**PROVIDED DATA**

Content starts

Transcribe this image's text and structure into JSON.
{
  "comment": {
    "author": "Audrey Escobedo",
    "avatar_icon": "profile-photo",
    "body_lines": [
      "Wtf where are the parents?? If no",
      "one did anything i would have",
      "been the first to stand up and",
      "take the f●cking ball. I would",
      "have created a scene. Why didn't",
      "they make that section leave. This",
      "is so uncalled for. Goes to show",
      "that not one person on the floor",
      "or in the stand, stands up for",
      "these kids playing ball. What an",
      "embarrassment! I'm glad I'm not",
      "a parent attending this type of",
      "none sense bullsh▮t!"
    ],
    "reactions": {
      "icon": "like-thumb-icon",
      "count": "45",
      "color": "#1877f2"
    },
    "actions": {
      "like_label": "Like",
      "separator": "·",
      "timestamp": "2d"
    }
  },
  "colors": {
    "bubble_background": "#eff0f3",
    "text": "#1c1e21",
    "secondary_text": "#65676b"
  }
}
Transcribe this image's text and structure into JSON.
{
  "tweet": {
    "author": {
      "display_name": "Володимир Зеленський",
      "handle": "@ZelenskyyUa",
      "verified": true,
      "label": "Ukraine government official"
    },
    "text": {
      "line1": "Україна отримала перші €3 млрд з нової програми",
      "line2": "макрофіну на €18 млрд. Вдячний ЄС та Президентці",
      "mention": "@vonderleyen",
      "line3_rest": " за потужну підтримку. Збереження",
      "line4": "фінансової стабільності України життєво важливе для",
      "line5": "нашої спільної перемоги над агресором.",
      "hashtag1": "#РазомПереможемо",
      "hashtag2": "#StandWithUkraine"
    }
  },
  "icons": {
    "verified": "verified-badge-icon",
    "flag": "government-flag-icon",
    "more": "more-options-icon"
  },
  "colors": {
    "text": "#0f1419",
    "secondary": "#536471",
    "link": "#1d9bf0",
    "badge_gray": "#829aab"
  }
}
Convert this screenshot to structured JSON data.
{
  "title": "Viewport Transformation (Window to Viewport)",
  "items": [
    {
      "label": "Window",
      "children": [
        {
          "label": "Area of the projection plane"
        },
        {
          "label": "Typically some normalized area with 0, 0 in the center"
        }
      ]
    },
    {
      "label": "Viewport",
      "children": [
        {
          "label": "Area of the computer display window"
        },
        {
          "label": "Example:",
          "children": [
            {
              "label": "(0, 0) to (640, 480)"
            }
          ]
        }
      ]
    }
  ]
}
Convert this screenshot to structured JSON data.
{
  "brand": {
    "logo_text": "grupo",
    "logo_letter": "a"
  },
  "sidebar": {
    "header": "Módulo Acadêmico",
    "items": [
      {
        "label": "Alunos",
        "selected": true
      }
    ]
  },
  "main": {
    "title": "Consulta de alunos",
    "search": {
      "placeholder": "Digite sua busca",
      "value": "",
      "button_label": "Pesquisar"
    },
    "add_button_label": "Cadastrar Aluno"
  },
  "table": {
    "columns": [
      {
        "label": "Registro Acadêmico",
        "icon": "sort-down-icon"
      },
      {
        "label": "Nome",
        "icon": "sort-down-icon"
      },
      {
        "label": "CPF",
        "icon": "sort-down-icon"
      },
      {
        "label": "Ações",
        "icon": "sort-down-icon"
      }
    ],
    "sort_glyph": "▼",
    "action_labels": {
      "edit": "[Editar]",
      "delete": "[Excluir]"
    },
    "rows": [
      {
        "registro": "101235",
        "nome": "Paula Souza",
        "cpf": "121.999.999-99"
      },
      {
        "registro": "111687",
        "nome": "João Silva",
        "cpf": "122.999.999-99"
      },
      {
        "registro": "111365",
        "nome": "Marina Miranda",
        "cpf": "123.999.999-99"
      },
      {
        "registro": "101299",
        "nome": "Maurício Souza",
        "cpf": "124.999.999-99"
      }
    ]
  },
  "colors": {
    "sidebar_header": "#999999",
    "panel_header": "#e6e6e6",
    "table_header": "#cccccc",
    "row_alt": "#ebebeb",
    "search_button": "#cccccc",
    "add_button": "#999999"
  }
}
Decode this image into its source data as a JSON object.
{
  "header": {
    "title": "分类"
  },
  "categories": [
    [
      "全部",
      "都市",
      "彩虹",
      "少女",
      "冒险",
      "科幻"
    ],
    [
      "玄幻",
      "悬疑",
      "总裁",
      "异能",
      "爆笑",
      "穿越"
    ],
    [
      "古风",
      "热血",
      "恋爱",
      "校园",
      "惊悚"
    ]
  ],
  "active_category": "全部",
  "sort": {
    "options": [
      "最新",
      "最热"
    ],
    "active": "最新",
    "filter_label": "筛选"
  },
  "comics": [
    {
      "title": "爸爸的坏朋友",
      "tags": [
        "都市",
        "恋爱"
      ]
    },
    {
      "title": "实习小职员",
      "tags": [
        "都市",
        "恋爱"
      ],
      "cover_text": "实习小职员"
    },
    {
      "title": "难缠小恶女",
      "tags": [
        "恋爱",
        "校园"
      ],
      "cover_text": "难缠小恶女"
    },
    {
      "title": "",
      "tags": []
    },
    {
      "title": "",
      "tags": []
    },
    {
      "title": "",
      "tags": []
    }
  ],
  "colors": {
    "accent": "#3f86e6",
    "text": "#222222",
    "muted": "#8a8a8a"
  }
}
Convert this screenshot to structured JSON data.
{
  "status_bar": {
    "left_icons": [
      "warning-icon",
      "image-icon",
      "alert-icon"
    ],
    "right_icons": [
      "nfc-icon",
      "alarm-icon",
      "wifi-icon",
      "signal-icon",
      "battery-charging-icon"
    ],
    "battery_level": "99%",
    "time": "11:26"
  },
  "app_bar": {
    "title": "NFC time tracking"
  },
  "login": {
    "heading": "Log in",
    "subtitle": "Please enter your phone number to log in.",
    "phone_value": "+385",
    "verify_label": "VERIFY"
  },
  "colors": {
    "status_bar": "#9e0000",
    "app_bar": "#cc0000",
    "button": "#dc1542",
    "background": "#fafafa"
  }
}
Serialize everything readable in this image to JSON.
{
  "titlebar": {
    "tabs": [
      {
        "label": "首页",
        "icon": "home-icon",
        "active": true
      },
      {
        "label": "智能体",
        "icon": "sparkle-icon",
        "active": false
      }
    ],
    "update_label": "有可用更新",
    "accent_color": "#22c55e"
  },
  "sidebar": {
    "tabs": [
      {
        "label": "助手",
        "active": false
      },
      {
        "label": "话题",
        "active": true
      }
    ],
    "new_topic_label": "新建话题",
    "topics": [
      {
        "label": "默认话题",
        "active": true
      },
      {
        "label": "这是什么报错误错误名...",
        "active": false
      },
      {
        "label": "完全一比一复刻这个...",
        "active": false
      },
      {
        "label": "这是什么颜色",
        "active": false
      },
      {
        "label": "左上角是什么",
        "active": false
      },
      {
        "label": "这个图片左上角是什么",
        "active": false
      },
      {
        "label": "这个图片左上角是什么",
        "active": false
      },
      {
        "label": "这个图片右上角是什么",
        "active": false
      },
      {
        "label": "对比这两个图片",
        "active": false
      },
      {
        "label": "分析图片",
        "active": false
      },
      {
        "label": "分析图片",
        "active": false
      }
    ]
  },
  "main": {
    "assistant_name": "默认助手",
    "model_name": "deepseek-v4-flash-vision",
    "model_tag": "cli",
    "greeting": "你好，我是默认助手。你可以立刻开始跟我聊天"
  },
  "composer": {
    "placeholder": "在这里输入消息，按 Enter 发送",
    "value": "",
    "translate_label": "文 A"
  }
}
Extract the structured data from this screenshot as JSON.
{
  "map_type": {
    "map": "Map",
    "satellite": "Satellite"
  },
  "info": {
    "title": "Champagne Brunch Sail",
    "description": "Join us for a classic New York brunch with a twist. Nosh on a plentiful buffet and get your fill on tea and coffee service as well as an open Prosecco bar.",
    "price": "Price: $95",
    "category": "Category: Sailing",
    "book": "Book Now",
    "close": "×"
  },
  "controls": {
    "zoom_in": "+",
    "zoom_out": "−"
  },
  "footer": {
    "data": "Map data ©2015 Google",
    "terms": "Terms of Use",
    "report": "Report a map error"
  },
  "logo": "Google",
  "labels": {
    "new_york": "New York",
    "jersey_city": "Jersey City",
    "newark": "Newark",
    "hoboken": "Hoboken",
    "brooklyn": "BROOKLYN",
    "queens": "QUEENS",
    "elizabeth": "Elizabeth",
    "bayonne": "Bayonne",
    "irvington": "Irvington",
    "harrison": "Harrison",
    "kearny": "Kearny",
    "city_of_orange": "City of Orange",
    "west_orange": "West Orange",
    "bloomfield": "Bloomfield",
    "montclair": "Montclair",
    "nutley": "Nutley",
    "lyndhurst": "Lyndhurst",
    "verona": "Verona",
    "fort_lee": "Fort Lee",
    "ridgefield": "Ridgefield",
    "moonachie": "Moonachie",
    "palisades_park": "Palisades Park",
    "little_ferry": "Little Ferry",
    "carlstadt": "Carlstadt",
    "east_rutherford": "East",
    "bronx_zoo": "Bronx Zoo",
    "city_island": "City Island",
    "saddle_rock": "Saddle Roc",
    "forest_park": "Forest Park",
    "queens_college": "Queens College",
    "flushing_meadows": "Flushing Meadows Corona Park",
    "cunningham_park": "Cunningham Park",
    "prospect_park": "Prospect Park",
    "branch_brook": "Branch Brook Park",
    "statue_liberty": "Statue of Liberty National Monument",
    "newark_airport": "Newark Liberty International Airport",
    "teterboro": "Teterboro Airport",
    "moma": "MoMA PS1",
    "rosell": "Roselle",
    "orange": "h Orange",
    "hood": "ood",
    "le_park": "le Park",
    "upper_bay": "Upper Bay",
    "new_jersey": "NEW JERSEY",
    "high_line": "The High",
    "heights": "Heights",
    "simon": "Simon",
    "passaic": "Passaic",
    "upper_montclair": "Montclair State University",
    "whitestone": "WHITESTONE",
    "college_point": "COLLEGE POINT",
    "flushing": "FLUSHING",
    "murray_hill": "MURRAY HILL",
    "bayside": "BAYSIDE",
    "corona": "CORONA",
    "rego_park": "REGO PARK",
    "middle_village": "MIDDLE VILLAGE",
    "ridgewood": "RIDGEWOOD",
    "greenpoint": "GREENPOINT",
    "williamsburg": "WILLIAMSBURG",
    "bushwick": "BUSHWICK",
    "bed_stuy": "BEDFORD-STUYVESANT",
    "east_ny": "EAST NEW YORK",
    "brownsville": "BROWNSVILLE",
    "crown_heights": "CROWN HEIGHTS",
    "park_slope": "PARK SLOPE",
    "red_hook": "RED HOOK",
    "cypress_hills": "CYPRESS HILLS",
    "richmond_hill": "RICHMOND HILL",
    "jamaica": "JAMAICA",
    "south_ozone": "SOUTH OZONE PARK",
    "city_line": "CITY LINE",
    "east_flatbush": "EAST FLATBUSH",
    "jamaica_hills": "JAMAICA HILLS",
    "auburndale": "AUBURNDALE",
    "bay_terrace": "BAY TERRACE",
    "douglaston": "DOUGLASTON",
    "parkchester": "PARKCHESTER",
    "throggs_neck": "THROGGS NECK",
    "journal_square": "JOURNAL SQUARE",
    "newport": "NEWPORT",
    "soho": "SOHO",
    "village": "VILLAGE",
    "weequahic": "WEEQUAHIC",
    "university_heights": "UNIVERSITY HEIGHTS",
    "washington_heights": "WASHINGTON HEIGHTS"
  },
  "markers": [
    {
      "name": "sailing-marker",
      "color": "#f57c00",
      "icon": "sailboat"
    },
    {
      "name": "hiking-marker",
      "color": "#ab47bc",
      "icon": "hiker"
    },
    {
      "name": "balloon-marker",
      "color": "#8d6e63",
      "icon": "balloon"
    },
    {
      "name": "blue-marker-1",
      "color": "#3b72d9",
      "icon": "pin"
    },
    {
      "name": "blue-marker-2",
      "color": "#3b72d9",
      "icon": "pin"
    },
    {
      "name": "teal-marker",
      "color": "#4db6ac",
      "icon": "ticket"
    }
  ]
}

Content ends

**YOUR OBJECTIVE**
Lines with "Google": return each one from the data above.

**ANSWER**
    "data": "Map data ©2015 Google",
  "logo": "Google",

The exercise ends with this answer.